by Guy Page
As Gov. Phil Scott faces pushback in Vermont and nationally for a vaccination program prioritizing BIPOC Vermonters, Burlington Mayor Miro Weinberger last night rejected the idea that “government should not bias any class or grouping of residents over others.”
During his State of the City Address yesterday, Weinberger asked “all Burlington residents to imagine a future where we have eliminated racial disparities and where everyone in the Burlington community feels true belonging.”
“Speaking directly to fellow white people,” according to a press release from the mayor’s office, Weinberger said: “I know that explicitly targeting government effort and resources toward BIPOC Vermonters causes discomfort for some. Much of this discomfort comes from a belief that the government should not bias any class or grouping of residents over others. However, this assessment ignores our history. For centuries, the policies and practices in this country explicitly discriminated on the basis of race in many aspects of our society. These policies created vast and enduring harm, and remained in place through much of the 20th Century. We are going to need to use strategies that are also race-based to address that harm.

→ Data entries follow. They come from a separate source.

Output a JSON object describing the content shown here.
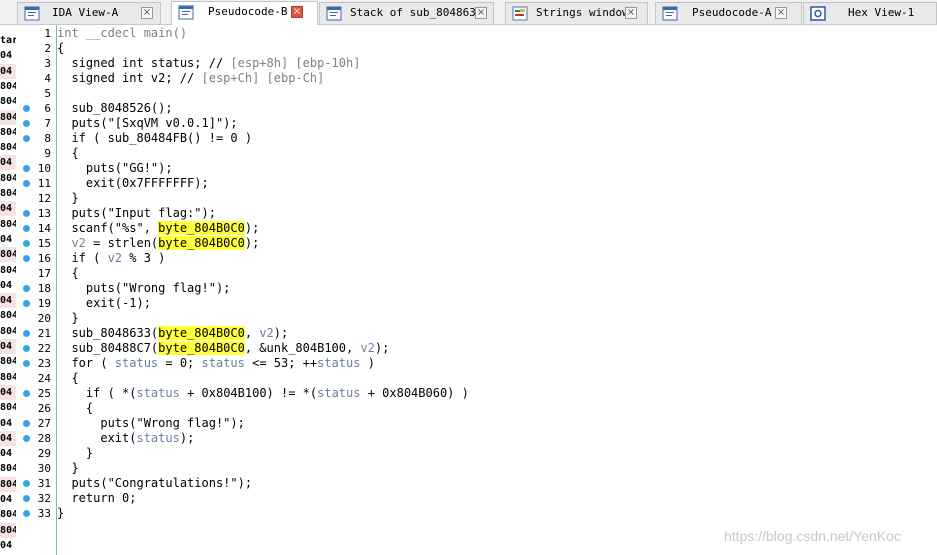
{
  "tabs": [
    {
      "label": "IDA View-A",
      "icon": "ida-view-icon",
      "active": false
    },
    {
      "label": "Pseudocode-B",
      "icon": "pseudocode-icon",
      "active": true
    },
    {
      "label": "Stack of sub_8048633",
      "icon": "stack-icon",
      "active": false
    },
    {
      "label": "Strings window",
      "icon": "strings-icon",
      "active": false
    },
    {
      "label": "Pseudocode-A",
      "icon": "pseudocode-icon",
      "active": false
    },
    {
      "label": "Hex View-1",
      "icon": "hex-view-icon",
      "active": false
    }
  ],
  "tab_close_glyph": "×",
  "left_strip": [
    "tar",
    "04",
    "04",
    "804",
    "804",
    "804",
    "804",
    "804",
    "04",
    "804",
    "804",
    "04",
    "804",
    "04",
    "804",
    "804",
    "04",
    "04",
    "804",
    "804",
    "04",
    "804",
    "804",
    "04",
    "804",
    "04",
    "04",
    "04",
    "804",
    "804",
    "04",
    "804",
    "804",
    "04",
    "804"
  ],
  "breakpoint_lines": [
    6,
    7,
    8,
    10,
    11,
    13,
    14,
    15,
    16,
    18,
    19,
    21,
    22,
    23,
    25,
    27,
    28,
    31,
    32,
    33
  ],
  "code": [
    {
      "n": "1",
      "s": [
        [
          "int __cdecl main()",
          "gray"
        ]
      ]
    },
    {
      "n": "2",
      "s": [
        [
          "{",
          ""
        ]
      ]
    },
    {
      "n": "3",
      "s": [
        [
          "  signed int status; // ",
          ""
        ],
        [
          "[esp+8h] [ebp-10h]",
          "gray"
        ]
      ]
    },
    {
      "n": "4",
      "s": [
        [
          "  signed int v2; // ",
          ""
        ],
        [
          "[esp+Ch] [ebp-Ch]",
          "gray"
        ]
      ]
    },
    {
      "n": "5",
      "s": []
    },
    {
      "n": "6",
      "s": [
        [
          "  sub_8048526();",
          ""
        ]
      ]
    },
    {
      "n": "7",
      "s": [
        [
          "  puts(\"[SxqVM v0.0.1]\");",
          ""
        ]
      ]
    },
    {
      "n": "8",
      "s": [
        [
          "  if ( sub_80484FB() != 0 )",
          ""
        ]
      ]
    },
    {
      "n": "9",
      "s": [
        [
          "  {",
          ""
        ]
      ]
    },
    {
      "n": "10",
      "s": [
        [
          "    puts(\"GG!\");",
          ""
        ]
      ]
    },
    {
      "n": "11",
      "s": [
        [
          "    exit(0x7FFFFFFF);",
          ""
        ]
      ]
    },
    {
      "n": "12",
      "s": [
        [
          "  }",
          ""
        ]
      ]
    },
    {
      "n": "13",
      "s": [
        [
          "  puts(\"Input flag:\");",
          ""
        ]
      ]
    },
    {
      "n": "14",
      "s": [
        [
          "  scanf(\"%s\", ",
          ""
        ],
        [
          "byte_804B0C0",
          "hl"
        ],
        [
          ");",
          ""
        ]
      ]
    },
    {
      "n": "15",
      "s": [
        [
          "  ",
          ""
        ],
        [
          "v2",
          "var"
        ],
        [
          " = strlen(",
          ""
        ],
        [
          "byte_804B0C0",
          "hl"
        ],
        [
          ");",
          ""
        ]
      ]
    },
    {
      "n": "16",
      "s": [
        [
          "  if ( ",
          ""
        ],
        [
          "v2",
          "var"
        ],
        [
          " % 3 )",
          ""
        ]
      ]
    },
    {
      "n": "17",
      "s": [
        [
          "  {",
          ""
        ]
      ]
    },
    {
      "n": "18",
      "s": [
        [
          "    puts(\"Wrong flag!\");",
          ""
        ]
      ]
    },
    {
      "n": "19",
      "s": [
        [
          "    exit(-1);",
          ""
        ]
      ]
    },
    {
      "n": "20",
      "s": [
        [
          "  }",
          ""
        ]
      ]
    },
    {
      "n": "21",
      "s": [
        [
          "  sub_8048633(",
          ""
        ],
        [
          "byte_804B0C0",
          "hl"
        ],
        [
          ", ",
          ""
        ],
        [
          "v2",
          "var"
        ],
        [
          ");",
          ""
        ]
      ]
    },
    {
      "n": "22",
      "s": [
        [
          "  sub_80488C7(",
          ""
        ],
        [
          "byte_804B0C0",
          "hl"
        ],
        [
          ", &unk_804B100, ",
          ""
        ],
        [
          "v2",
          "var"
        ],
        [
          ");",
          ""
        ]
      ]
    },
    {
      "n": "23",
      "s": [
        [
          "  for ( ",
          ""
        ],
        [
          "status",
          "var"
        ],
        [
          " = 0; ",
          ""
        ],
        [
          "status",
          "var"
        ],
        [
          " <= 53; ++",
          ""
        ],
        [
          "status",
          "var"
        ],
        [
          " )",
          ""
        ]
      ]
    },
    {
      "n": "24",
      "s": [
        [
          "  {",
          ""
        ]
      ]
    },
    {
      "n": "25",
      "s": [
        [
          "    if ( *(",
          ""
        ],
        [
          "status",
          "var"
        ],
        [
          " + 0x804B100) != *(",
          ""
        ],
        [
          "status",
          "var"
        ],
        [
          " + 0x804B060) )",
          ""
        ]
      ]
    },
    {
      "n": "26",
      "s": [
        [
          "    {",
          ""
        ]
      ]
    },
    {
      "n": "27",
      "s": [
        [
          "      puts(\"Wrong flag!\");",
          ""
        ]
      ]
    },
    {
      "n": "28",
      "s": [
        [
          "      exit(",
          ""
        ],
        [
          "status",
          "var"
        ],
        [
          ");",
          ""
        ]
      ]
    },
    {
      "n": "29",
      "s": [
        [
          "    }",
          ""
        ]
      ]
    },
    {
      "n": "30",
      "s": [
        [
          "  }",
          ""
        ]
      ]
    },
    {
      "n": "31",
      "s": [
        [
          "  puts(\"Congratulations!\");",
          ""
        ]
      ]
    },
    {
      "n": "32",
      "s": [
        [
          "  return 0;",
          ""
        ]
      ]
    },
    {
      "n": "33",
      "s": [
        [
          "}",
          ""
        ]
      ]
    }
  ],
  "watermark": "https://blog.csdn.net/YenKoc",
  "colors": {
    "highlight": "#ffff3a",
    "breakpoint": "#39a2e6",
    "variable": "#6c7fa8",
    "comment": "#808080",
    "active_close": "#e0533d"
  }
}
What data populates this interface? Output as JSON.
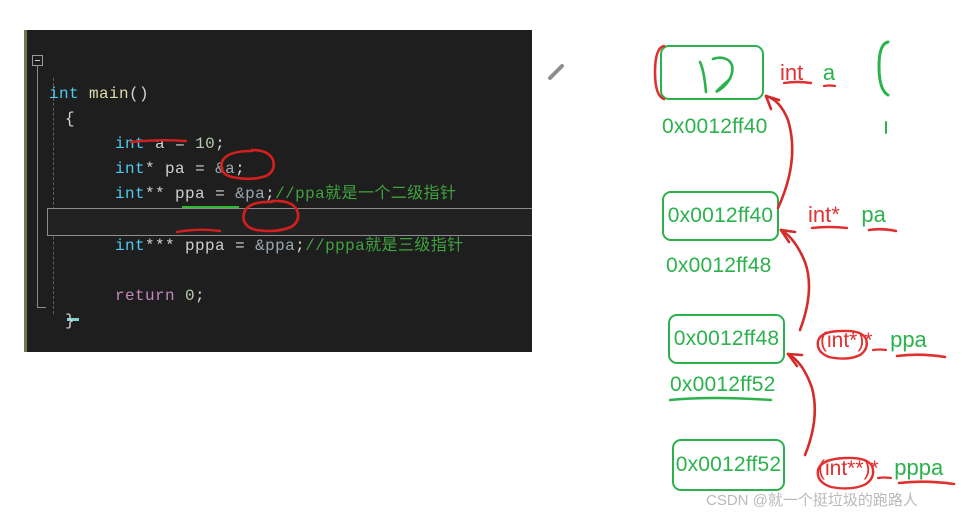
{
  "editor": {
    "background_color": "#1e1e1e",
    "lines": [
      {
        "id": "line-main",
        "text": "int main()"
      },
      {
        "id": "line-open",
        "text": "{"
      },
      {
        "id": "line-a",
        "text": "int a = 10;"
      },
      {
        "id": "line-pa",
        "text": "int* pa = &a;"
      },
      {
        "id": "line-ppa",
        "text": "int** ppa = &pa;//ppa就是一个二级指针"
      },
      {
        "id": "line-blank",
        "text": ""
      },
      {
        "id": "line-pppa",
        "text": "int*** pppa = &ppa;//pppa就是三级指针"
      },
      {
        "id": "line-return",
        "text": "return 0;"
      },
      {
        "id": "line-close",
        "text": "}"
      }
    ],
    "tokens": {
      "kw_int": "int",
      "fn_main": "main",
      "paren": "()",
      "brace_open": "{",
      "brace_close": "}",
      "var_a": "a",
      "var_pa": "pa",
      "var_ppa": "ppa",
      "var_pppa": "pppa",
      "num_10": "10",
      "assign": "=",
      "semi": ";",
      "star1": "*",
      "star2": "**",
      "star3": "***",
      "amp_a": "&a",
      "amp_pa": "&pa",
      "amp_ppa": "&ppa",
      "kw_return": "return",
      "num_0": "0",
      "comment_ppa": "//ppa就是一个二级指针",
      "comment_pppa": "//pppa就是三级指针"
    },
    "colors": {
      "keyword": "#4ec9f0",
      "function": "#dcdcaa",
      "comment": "#3fa33f",
      "number": "#b5cea8",
      "variable": "#cfcfcf",
      "return_keyword": "#c586c0"
    },
    "annotations": {
      "underline_pa": "red underline under pa",
      "underline_pppa": "red underline under pppa",
      "circle_amp_pa": "red circle around &pa;",
      "circle_amp_ppa": "red circle around &ppa;",
      "green_squiggle": "green squiggly under ppa assignment",
      "current_line_highlight": "gray bordered empty line"
    }
  },
  "diagram": {
    "boxes": [
      {
        "id": "box-a",
        "value": "10",
        "address_below": "0x0012ff40"
      },
      {
        "id": "box-pa",
        "value": "0x0012ff40",
        "address_below": "0x0012ff48"
      },
      {
        "id": "box-ppa",
        "value": "0x0012ff48",
        "address_below": "0x0012ff52"
      },
      {
        "id": "box-pppa",
        "value": "0x0012ff52",
        "address_below": ""
      }
    ],
    "labels": [
      {
        "id": "label-a",
        "type_text": "int",
        "var_text": "a"
      },
      {
        "id": "label-pa",
        "type_text": "int*",
        "var_text": "pa"
      },
      {
        "id": "label-ppa",
        "type_text": "(int*)*",
        "var_text": "ppa"
      },
      {
        "id": "label-pppa",
        "type_text": "(int**)*",
        "var_text": "pppa"
      }
    ],
    "arrows": [
      {
        "id": "arrow-pa-to-a",
        "from": "box-pa",
        "to": "box-a"
      },
      {
        "id": "arrow-ppa-to-pa",
        "from": "box-ppa",
        "to": "box-pa"
      },
      {
        "id": "arrow-pppa-to-ppa",
        "from": "box-pppa",
        "to": "box-ppa"
      }
    ],
    "colors": {
      "box_green": "#2bb24c",
      "annotation_red": "#e03030",
      "background": "#ffffff"
    }
  },
  "watermark": {
    "text": "CSDN @就一个挺垃圾的跑路人"
  }
}
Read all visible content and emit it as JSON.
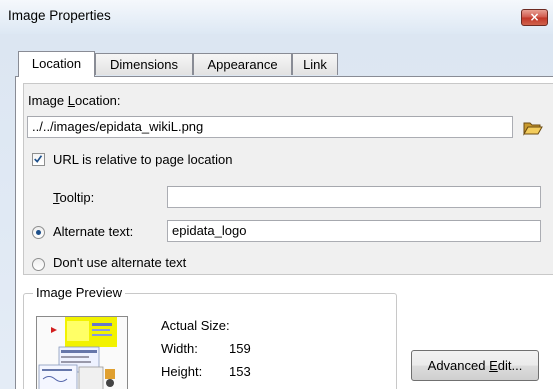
{
  "dialog": {
    "title": "Image Properties",
    "close_label": "×"
  },
  "tabs": [
    {
      "label": "Location",
      "active": true
    },
    {
      "label": "Dimensions",
      "active": false
    },
    {
      "label": "Appearance",
      "active": false
    },
    {
      "label": "Link",
      "active": false
    }
  ],
  "location": {
    "image_location_prefix": "Image ",
    "image_location_accel": "L",
    "image_location_suffix": "ocation:",
    "image_location_value": "../../images/epidata_wikiL.png",
    "relative_checkbox_label": "URL is relative to page location",
    "relative_checked": true,
    "tooltip_accel": "T",
    "tooltip_suffix": "ooltip:",
    "tooltip_value": "",
    "alternate_text_label": "Alternate text:",
    "alternate_text_value": "epidata_logo",
    "alternate_text_selected": true,
    "no_alternate_label": "Don't use alternate text",
    "browse_icon": "folder-open-icon"
  },
  "preview": {
    "legend": "Image Preview",
    "actual_size_label": "Actual Size:",
    "width_label": "Width:",
    "width_value": "159",
    "height_label": "Height:",
    "height_value": "153"
  },
  "advanced": {
    "label_prefix": "Advanced ",
    "label_accel": "E",
    "label_suffix": "dit..."
  },
  "colors": {
    "accent": "#1c4f8a",
    "close_red": "#c13526",
    "title_bg": "#dce6f2"
  }
}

When we do that all Burlingtonians, not just Black and brown residents, will benefit.”
Weinberger pointed out to his “fellow white people” that discrimination harms the economy: “Last year, the financial services giant Citi released a report that puts a number to this cost, and found that $16 trillion has been erased from the U.S. GDP over the last two decades due to discrimination.”
Weinberger pledged to increase the Racial Equity, Inclusion and Belonging Department budget, hold a city Juneteenth celebration, develop a plan to eliminate homeowner disparity among black residents, and continue to “grapple with public safety transformation.” At present only 18 homeowners of the city’s 6,000 city owner-occupied homes are black, Weinberger said.
Cover photo: Burlington Mayor Miro Weinberger and Racial Equity, Inclusion and Belonging Dept. Director Tyeastia Green
Categories: Society & Culture